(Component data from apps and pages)
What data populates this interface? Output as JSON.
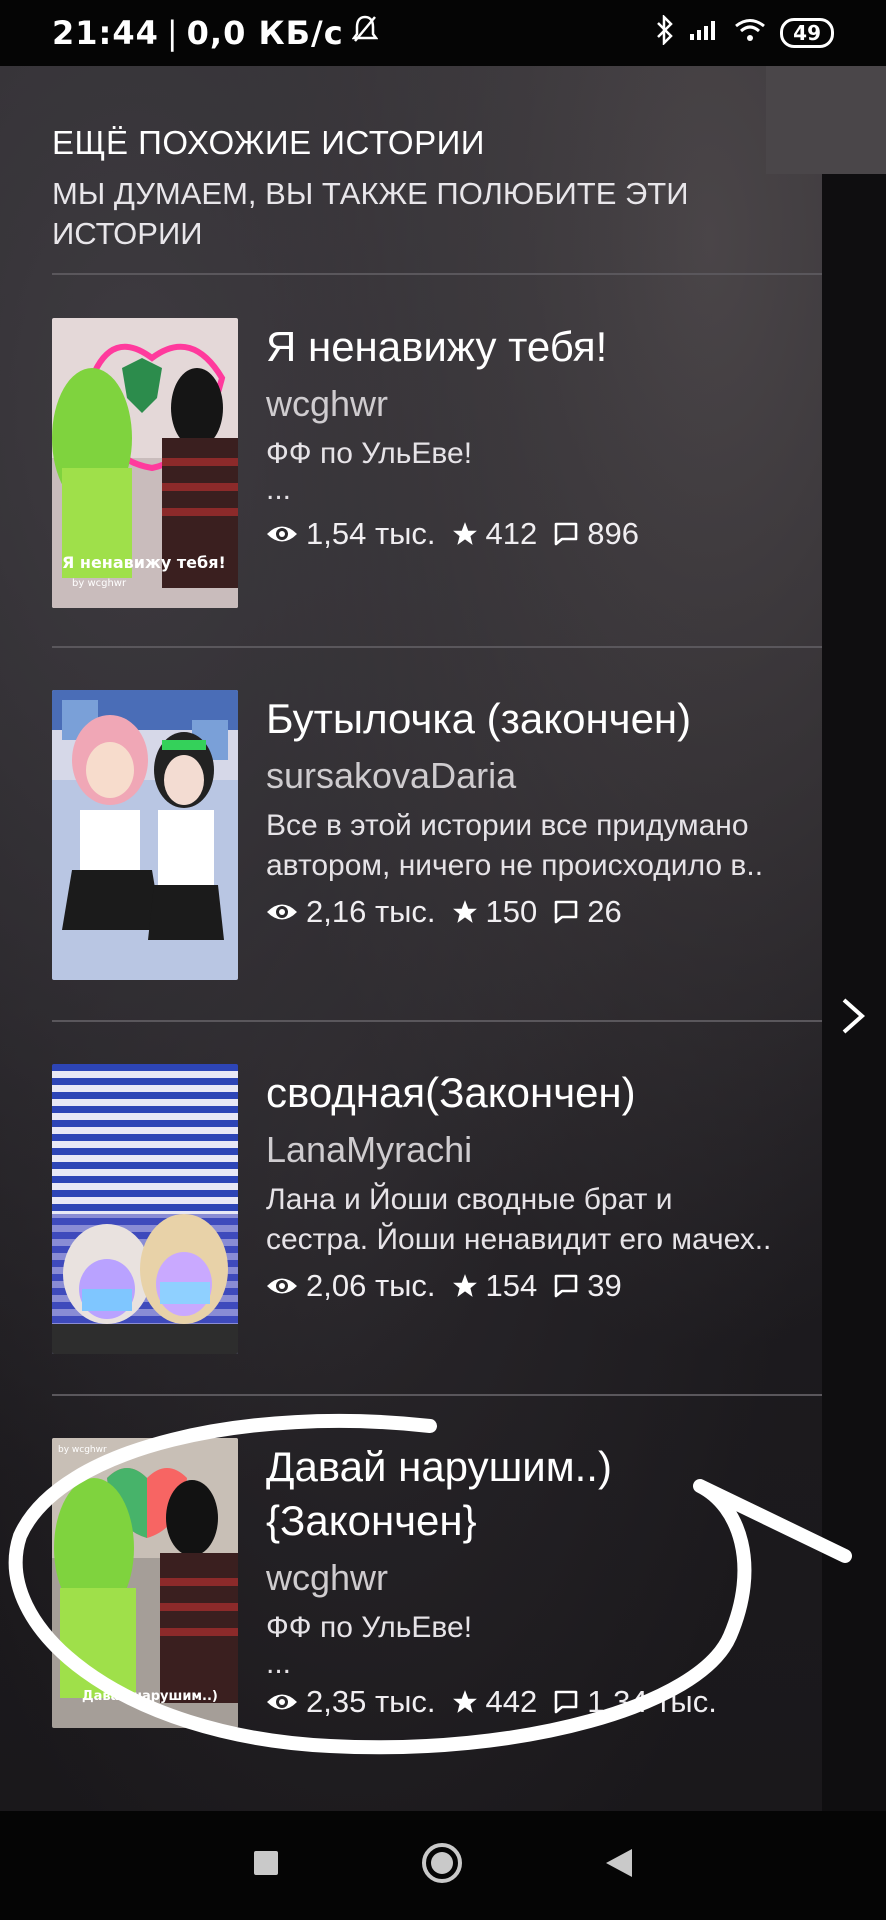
{
  "statusbar": {
    "time": "21:44",
    "network_speed": "0,0 КБ/с",
    "battery": "49"
  },
  "section": {
    "title": "ЕЩЁ ПОХОЖИЕ ИСТОРИИ",
    "subtitle": "МЫ ДУМАЕМ, ВЫ ТАКЖЕ ПОЛЮБИТЕ ЭТИ ИСТОРИИ"
  },
  "stories": [
    {
      "title": "Я ненавижу тебя!",
      "author": "wcghwr",
      "description_lines": [
        "ФФ по УльЕве!",
        "..."
      ],
      "views": "1,54 тыс.",
      "stars": "412",
      "comments": "896",
      "cover_caption": "Я ненавижу тебя!",
      "cover_byline": "by wcghwr"
    },
    {
      "title": "Бутылочка (закончен)",
      "author": "sursakovaDaria",
      "description_lines": [
        "Все в этой истории все придумано",
        "автором, ничего не происходило в.."
      ],
      "views": "2,16 тыс.",
      "stars": "150",
      "comments": "26"
    },
    {
      "title": "сводная(Закончен)",
      "author": "LanaMyrachi",
      "description_lines": [
        "Лана и Йоши сводные брат и",
        "сестра. Йоши ненавидит его мачех.."
      ],
      "views": "2,06 тыс.",
      "stars": "154",
      "comments": "39"
    },
    {
      "title_lines": [
        "Давай нарушим..)",
        "{Закончен}"
      ],
      "author": "wcghwr",
      "description_lines": [
        "ФФ по УльЕве!",
        "..."
      ],
      "views": "2,35 тыс.",
      "stars": "442",
      "comments": "1,34 тыс.",
      "cover_caption": "Давай нарушим..)",
      "cover_byline": "by wcghwr"
    }
  ],
  "icons": {
    "views": "eye-icon",
    "stars": "star-icon",
    "comments": "comment-icon",
    "next": "chevron-right-icon",
    "nav_recents": "square-icon",
    "nav_home": "circle-icon",
    "nav_back": "triangle-back-icon"
  }
}
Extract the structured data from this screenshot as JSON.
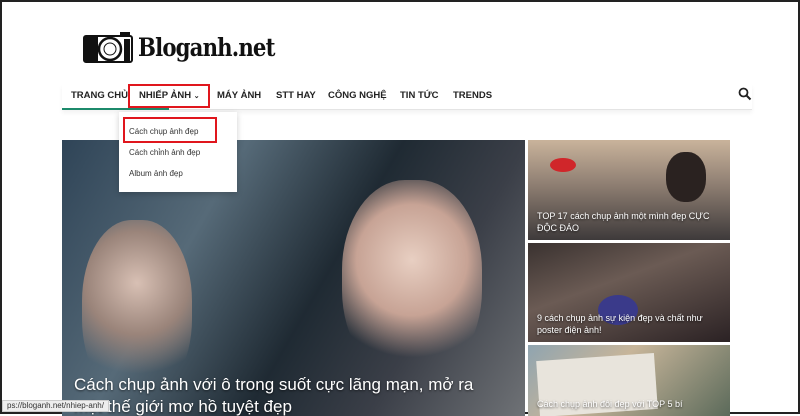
{
  "site": {
    "name": "Bloganh.net"
  },
  "nav": {
    "items": [
      "TRANG CHỦ",
      "NHIẾP ẢNH",
      "MÁY ẢNH",
      "STT HAY",
      "CÔNG NGHỆ",
      "TIN TỨC",
      "TRENDS"
    ]
  },
  "dropdown": {
    "items": [
      "Cách chụp ảnh đẹp",
      "Cách chỉnh ảnh đẹp",
      "Album ảnh đẹp"
    ]
  },
  "hero": {
    "title": "Cách chụp ảnh với ô trong suốt cực lãng mạn, mở ra một thế giới mơ hồ tuyệt đẹp"
  },
  "cards": [
    {
      "title": "TOP 17 cách chụp ảnh một mình đẹp CỰC ĐỘC ĐÁO"
    },
    {
      "title": "9 cách chụp ảnh sự kiện đẹp và chất như poster điện ảnh!"
    },
    {
      "title": "Cách chụp ảnh đôi đẹp với TOP 5 bí"
    }
  ],
  "status_url": "ps://bloganh.net/nhiep-anh/",
  "colors": {
    "accent": "#1c8a6b",
    "highlight": "#e0161d"
  }
}
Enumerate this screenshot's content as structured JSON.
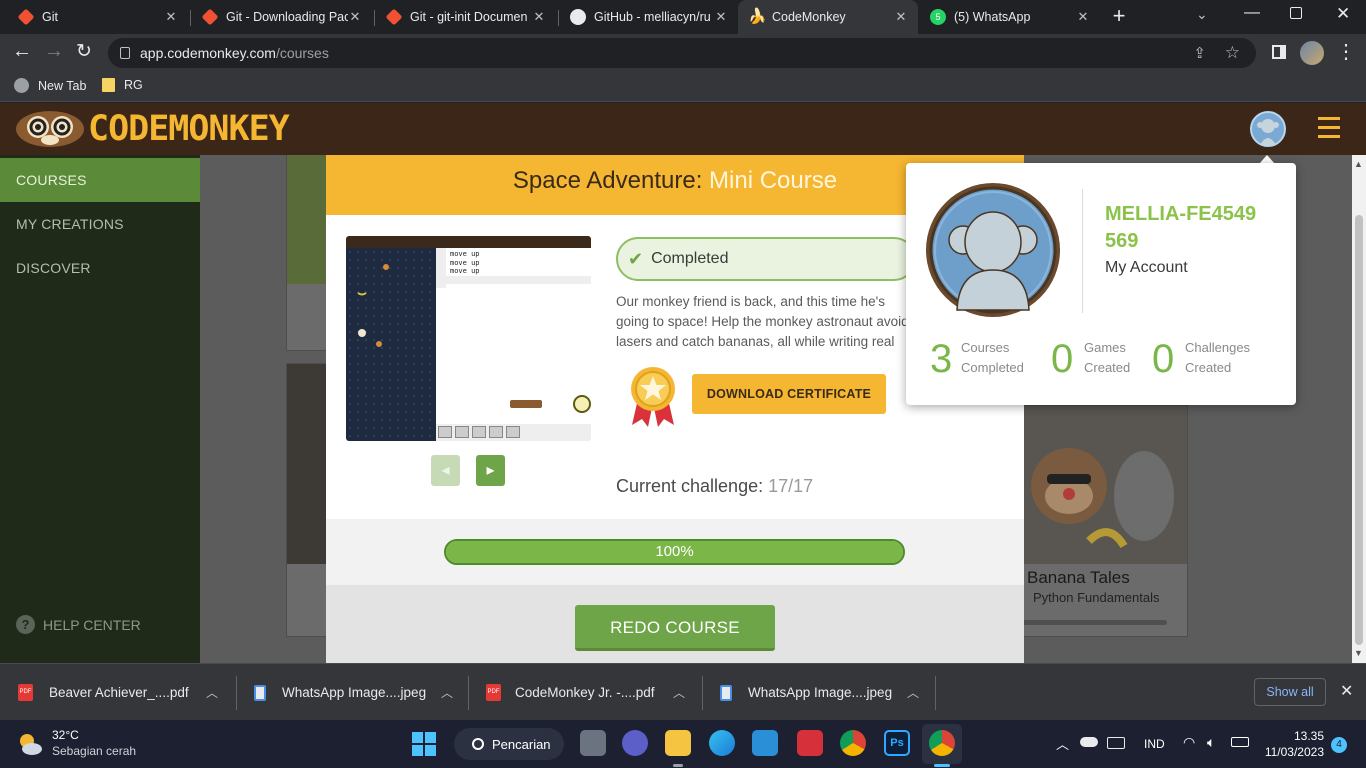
{
  "browser": {
    "tabs": [
      {
        "title": "Git",
        "active": false
      },
      {
        "title": "Git - Downloading Pac",
        "active": false
      },
      {
        "title": "Git - git-init Documen",
        "active": false
      },
      {
        "title": "GitHub - melliacyn/ru",
        "active": false
      },
      {
        "title": "CodeMonkey",
        "active": true
      },
      {
        "title": "(5) WhatsApp",
        "active": false
      }
    ],
    "whatsapp_badge": "5",
    "url_domain": "app.codemonkey.com",
    "url_path": "/courses",
    "bookmarks": [
      {
        "label": "New Tab"
      },
      {
        "label": "RG"
      }
    ]
  },
  "app": {
    "logo_text": "CODEMONKEY",
    "sidebar": {
      "items": [
        {
          "label": "COURSES",
          "active": true
        },
        {
          "label": "MY CREATIONS",
          "active": false
        },
        {
          "label": "DISCOVER",
          "active": false
        }
      ],
      "help_label": "HELP CENTER"
    },
    "background_card": {
      "title": "Banana Tales",
      "subtitle": "Python Fundamentals"
    }
  },
  "modal": {
    "title_main": "Space Adventure:",
    "title_sub": " Mini Course",
    "status": "Completed",
    "description": "Our monkey friend is back, and this time he's going to space! Help the monkey astronaut avoid lasers and catch bananas, all while writing real code, in this activity.",
    "code_lines": [
      "move up",
      "move up",
      "move up",
      ""
    ],
    "download_label": "DOWNLOAD CERTIFICATE",
    "current_challenge_label": "Current challenge:",
    "current_challenge_value": "17/17",
    "progress_label": "100%",
    "progress_value": 1.0,
    "redo_label": "REDO COURSE"
  },
  "profile_popup": {
    "username": "MELLIA-FE4549569",
    "account_label": "My Account",
    "stats": [
      {
        "value": "3",
        "label_line1": "Courses",
        "label_line2": "Completed"
      },
      {
        "value": "0",
        "label_line1": "Games",
        "label_line2": "Created"
      },
      {
        "value": "0",
        "label_line1": "Challenges",
        "label_line2": "Created"
      }
    ]
  },
  "downloads": {
    "items": [
      {
        "name": "Beaver Achiever_....pdf",
        "type": "pdf"
      },
      {
        "name": "WhatsApp Image....jpeg",
        "type": "image"
      },
      {
        "name": "CodeMonkey Jr. -....pdf",
        "type": "pdf"
      },
      {
        "name": "WhatsApp Image....jpeg",
        "type": "image"
      }
    ],
    "show_all_label": "Show all"
  },
  "taskbar": {
    "weather_temp": "32°C",
    "weather_desc": "Sebagian cerah",
    "search_label": "Pencarian",
    "language": "IND",
    "time": "13.35",
    "date": "11/03/2023",
    "notification_count": "4"
  },
  "colors": {
    "accent_green": "#6ea548",
    "header_brown": "#3b2617",
    "modal_yellow": "#f5b731"
  }
}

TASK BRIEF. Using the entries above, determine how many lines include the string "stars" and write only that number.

TASK OUTPUT. 5